REQUIRED ACTION: What is needed is an exact copy of every entry below, minus the images.

Excerpts from an interface dataset:
• • • • •

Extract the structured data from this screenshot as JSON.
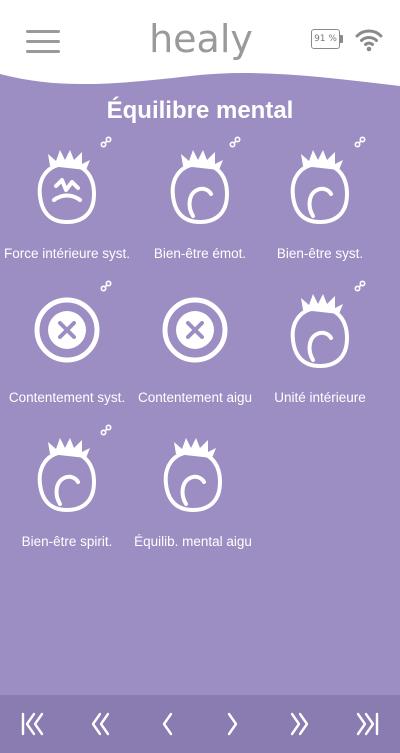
{
  "header": {
    "logo": "healy",
    "battery": "91 %",
    "icons": {
      "menu": "hamburger-menu-icon",
      "wifi": "wifi-icon"
    }
  },
  "page": {
    "title": "Équilibre mental"
  },
  "programs": [
    {
      "label": "Force intérieure syst.",
      "icon": "head-broken-icon",
      "linked": true
    },
    {
      "label": "Bien-être émot.",
      "icon": "head-icon",
      "linked": true
    },
    {
      "label": "Bien-être syst.",
      "icon": "head-icon",
      "linked": true
    },
    {
      "label": "Contentement syst.",
      "icon": "x-circle-icon",
      "linked": true
    },
    {
      "label": "Contentement aigu",
      "icon": "x-circle-icon",
      "linked": false
    },
    {
      "label": "Unité intérieure",
      "icon": "head-icon",
      "linked": true
    },
    {
      "label": "Bien-être spirit.",
      "icon": "head-icon",
      "linked": true
    },
    {
      "label": "Équilib. mental aigu",
      "icon": "head-icon",
      "linked": false
    }
  ],
  "footer": {
    "buttons": [
      "first-page",
      "previous-block",
      "previous",
      "next",
      "next-block",
      "last-page"
    ]
  },
  "colors": {
    "background": "#9c8ec2",
    "footer": "#8a7bb0",
    "header": "#ffffff",
    "logo": "#9a9a9a"
  }
}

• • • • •

RESPONSE TO THE EXERCISE:
Extract the structured data from this screenshot as JSON.
{
  "header": {
    "logo": "healy",
    "battery": "91 %",
    "icons": {
      "menu": "hamburger-menu-icon",
      "wifi": "wifi-icon"
    }
  },
  "page": {
    "title": "Équilibre mental"
  },
  "programs": [
    {
      "label": "Force intérieure syst.",
      "icon": "head-broken-icon",
      "linked": true
    },
    {
      "label": "Bien-être émot.",
      "icon": "head-icon",
      "linked": true
    },
    {
      "label": "Bien-être syst.",
      "icon": "head-icon",
      "linked": true
    },
    {
      "label": "Contentement syst.",
      "icon": "x-circle-icon",
      "linked": true
    },
    {
      "label": "Contentement aigu",
      "icon": "x-circle-icon",
      "linked": false
    },
    {
      "label": "Unité intérieure",
      "icon": "head-icon",
      "linked": true
    },
    {
      "label": "Bien-être spirit.",
      "icon": "head-icon",
      "linked": true
    },
    {
      "label": "Équilib. mental aigu",
      "icon": "head-icon",
      "linked": false
    }
  ],
  "footer": {
    "buttons": [
      "first-page",
      "previous-block",
      "previous",
      "next",
      "next-block",
      "last-page"
    ]
  },
  "colors": {
    "background": "#9c8ec2",
    "footer": "#8a7bb0",
    "header": "#ffffff",
    "logo": "#9a9a9a"
  }
}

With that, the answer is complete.